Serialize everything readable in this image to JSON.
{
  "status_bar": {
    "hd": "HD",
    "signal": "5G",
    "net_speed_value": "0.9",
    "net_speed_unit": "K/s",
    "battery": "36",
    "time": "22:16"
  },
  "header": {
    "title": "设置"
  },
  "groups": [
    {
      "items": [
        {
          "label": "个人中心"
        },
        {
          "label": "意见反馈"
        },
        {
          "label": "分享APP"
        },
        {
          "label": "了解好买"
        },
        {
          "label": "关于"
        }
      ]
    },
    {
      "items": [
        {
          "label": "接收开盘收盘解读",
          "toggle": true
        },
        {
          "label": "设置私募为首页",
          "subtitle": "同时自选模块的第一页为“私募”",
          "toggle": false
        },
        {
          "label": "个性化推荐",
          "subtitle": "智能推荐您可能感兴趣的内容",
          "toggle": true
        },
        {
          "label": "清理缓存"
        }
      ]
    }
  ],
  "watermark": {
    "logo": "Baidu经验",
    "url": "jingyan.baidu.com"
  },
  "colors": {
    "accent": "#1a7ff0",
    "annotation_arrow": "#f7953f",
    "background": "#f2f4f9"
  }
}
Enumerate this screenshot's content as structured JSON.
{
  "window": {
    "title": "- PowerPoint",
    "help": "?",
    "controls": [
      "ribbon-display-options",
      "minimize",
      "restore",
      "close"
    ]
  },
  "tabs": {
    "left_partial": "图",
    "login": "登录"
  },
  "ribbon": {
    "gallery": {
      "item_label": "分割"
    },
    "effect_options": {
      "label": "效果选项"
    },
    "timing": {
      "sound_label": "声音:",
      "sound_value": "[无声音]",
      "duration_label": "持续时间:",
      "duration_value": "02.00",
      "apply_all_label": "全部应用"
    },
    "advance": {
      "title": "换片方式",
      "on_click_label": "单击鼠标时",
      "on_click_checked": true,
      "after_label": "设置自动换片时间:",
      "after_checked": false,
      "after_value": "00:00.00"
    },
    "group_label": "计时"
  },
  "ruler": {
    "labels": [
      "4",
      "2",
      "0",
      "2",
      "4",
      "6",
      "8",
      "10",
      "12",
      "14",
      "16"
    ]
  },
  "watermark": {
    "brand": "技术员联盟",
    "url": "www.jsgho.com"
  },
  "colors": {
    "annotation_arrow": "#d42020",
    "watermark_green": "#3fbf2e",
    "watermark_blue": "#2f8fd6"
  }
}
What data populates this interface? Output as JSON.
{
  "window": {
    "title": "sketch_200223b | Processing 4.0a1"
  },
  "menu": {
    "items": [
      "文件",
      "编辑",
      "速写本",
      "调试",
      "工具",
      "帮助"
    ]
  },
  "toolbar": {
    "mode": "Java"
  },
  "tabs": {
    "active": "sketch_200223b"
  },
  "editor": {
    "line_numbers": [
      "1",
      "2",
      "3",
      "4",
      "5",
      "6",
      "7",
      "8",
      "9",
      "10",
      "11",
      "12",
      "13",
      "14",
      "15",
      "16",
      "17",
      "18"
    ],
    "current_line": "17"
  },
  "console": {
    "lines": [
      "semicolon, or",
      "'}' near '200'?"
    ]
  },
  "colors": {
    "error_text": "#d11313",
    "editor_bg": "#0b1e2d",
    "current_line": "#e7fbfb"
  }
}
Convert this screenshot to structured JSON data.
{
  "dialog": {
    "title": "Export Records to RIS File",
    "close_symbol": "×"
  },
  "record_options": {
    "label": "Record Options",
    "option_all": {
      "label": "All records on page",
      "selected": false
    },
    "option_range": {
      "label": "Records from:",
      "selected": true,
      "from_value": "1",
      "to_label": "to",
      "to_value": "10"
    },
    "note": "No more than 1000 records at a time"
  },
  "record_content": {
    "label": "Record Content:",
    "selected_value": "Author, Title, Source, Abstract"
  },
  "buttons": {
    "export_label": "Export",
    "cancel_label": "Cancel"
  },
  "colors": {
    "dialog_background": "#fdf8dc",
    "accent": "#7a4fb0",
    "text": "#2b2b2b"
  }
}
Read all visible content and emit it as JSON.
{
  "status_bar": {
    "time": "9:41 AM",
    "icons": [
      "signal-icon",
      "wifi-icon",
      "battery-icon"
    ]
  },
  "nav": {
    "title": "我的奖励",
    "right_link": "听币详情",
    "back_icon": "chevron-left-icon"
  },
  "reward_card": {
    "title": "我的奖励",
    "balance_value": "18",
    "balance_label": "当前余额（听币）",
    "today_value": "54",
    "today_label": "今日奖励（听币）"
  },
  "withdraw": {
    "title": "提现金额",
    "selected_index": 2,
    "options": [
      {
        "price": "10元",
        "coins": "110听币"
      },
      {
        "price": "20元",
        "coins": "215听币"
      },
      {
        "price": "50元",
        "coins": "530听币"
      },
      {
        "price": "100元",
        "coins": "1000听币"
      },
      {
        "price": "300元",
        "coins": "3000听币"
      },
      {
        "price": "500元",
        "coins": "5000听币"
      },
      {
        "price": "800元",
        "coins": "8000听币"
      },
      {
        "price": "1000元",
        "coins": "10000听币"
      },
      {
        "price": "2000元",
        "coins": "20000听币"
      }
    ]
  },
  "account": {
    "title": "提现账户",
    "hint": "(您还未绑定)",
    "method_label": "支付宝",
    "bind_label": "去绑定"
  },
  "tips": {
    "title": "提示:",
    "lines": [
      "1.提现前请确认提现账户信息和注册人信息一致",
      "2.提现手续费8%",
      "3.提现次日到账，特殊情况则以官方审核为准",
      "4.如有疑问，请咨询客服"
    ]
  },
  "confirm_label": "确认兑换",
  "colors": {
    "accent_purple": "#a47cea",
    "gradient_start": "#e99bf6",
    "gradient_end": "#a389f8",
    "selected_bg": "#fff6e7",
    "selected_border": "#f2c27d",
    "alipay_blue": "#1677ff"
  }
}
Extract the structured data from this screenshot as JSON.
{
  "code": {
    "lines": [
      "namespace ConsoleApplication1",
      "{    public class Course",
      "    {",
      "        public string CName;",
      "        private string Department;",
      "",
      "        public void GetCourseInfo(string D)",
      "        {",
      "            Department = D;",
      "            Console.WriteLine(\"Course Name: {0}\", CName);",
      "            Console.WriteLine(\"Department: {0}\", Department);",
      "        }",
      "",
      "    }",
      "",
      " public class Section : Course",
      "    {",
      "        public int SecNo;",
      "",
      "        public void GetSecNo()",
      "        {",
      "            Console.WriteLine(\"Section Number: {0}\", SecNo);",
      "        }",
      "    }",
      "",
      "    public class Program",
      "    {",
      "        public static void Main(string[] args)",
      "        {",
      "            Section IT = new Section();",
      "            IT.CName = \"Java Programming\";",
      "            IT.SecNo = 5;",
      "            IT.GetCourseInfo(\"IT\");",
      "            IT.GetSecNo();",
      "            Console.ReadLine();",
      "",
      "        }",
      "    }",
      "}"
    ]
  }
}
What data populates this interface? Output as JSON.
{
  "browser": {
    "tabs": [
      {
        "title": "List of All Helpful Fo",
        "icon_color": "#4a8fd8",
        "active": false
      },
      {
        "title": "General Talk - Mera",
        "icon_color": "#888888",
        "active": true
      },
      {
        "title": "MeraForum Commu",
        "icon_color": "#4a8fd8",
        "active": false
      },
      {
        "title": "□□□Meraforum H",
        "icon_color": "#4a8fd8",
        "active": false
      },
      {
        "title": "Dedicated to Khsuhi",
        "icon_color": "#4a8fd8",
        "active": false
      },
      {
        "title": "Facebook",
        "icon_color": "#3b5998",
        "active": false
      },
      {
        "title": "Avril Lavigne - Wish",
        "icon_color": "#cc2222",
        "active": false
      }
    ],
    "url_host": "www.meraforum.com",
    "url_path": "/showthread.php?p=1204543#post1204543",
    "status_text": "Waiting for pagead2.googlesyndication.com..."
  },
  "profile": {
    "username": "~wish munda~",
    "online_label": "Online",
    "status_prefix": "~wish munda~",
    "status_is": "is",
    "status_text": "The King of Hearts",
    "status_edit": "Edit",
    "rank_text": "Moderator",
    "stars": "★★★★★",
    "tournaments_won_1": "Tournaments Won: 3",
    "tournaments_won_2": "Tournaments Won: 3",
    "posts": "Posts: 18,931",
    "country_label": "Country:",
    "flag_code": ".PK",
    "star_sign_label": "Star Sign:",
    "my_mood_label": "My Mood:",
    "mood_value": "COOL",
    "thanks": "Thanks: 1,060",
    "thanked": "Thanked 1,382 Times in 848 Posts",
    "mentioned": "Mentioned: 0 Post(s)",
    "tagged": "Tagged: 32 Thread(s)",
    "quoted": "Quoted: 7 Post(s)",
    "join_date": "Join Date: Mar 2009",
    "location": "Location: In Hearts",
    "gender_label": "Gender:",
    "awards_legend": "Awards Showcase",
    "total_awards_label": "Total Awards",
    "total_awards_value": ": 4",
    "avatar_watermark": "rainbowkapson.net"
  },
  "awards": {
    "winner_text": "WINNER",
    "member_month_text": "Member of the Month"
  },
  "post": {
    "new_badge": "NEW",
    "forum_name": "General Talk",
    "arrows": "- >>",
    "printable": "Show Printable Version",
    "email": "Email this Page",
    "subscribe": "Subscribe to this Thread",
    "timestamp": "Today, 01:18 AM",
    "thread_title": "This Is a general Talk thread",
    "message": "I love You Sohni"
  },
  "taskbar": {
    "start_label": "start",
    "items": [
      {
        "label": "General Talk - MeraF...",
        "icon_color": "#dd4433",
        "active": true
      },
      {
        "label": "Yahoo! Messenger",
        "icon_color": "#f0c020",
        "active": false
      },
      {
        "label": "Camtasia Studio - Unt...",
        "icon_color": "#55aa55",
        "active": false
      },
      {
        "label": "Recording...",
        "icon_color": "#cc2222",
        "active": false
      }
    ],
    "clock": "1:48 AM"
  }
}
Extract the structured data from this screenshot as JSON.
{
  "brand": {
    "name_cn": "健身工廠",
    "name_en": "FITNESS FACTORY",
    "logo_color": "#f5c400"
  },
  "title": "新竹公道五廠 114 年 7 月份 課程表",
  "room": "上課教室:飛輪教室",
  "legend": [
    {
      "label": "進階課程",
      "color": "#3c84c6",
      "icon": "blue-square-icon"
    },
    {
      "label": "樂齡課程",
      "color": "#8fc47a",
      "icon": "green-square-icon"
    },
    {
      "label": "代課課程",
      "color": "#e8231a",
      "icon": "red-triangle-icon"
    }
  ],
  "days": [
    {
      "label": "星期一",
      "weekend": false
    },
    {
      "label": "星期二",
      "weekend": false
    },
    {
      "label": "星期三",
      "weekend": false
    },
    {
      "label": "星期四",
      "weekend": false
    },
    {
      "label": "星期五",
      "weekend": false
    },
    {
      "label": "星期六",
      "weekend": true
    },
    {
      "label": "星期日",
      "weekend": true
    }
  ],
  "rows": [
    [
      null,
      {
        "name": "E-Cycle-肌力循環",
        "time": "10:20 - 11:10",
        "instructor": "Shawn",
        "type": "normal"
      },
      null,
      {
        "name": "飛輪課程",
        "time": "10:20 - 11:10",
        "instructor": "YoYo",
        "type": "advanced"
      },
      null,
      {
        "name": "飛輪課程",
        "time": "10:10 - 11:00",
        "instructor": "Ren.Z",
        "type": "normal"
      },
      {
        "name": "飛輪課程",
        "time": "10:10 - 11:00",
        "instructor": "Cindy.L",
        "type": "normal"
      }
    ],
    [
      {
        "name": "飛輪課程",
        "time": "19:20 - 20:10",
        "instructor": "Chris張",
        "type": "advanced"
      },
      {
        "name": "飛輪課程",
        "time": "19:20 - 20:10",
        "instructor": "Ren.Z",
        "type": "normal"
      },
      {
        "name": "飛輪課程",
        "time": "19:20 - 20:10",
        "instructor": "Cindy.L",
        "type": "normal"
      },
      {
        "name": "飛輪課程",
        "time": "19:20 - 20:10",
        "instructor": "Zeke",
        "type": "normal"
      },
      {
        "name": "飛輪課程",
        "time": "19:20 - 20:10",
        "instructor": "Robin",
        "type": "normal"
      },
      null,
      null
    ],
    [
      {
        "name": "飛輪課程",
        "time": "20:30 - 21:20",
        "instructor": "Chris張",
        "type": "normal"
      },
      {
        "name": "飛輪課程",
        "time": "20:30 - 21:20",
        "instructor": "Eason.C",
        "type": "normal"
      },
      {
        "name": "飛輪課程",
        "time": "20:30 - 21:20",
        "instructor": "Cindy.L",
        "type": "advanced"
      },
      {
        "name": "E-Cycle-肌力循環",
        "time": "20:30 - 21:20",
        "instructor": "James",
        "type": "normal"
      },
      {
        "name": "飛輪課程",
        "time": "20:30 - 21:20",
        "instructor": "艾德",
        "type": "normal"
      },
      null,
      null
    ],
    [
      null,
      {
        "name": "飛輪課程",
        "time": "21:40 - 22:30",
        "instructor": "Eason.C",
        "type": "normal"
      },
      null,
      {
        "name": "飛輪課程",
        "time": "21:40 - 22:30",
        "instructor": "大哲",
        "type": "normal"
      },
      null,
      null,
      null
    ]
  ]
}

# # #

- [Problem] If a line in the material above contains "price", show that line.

- [Written response]
        "price": "10元",
        "price": "20元",
        "price": "50元",
        "price": "100元",
        "price": "300元",
        "price": "500元",
        "price": "800元",
        "price": "1000元",
        "price": "2000元",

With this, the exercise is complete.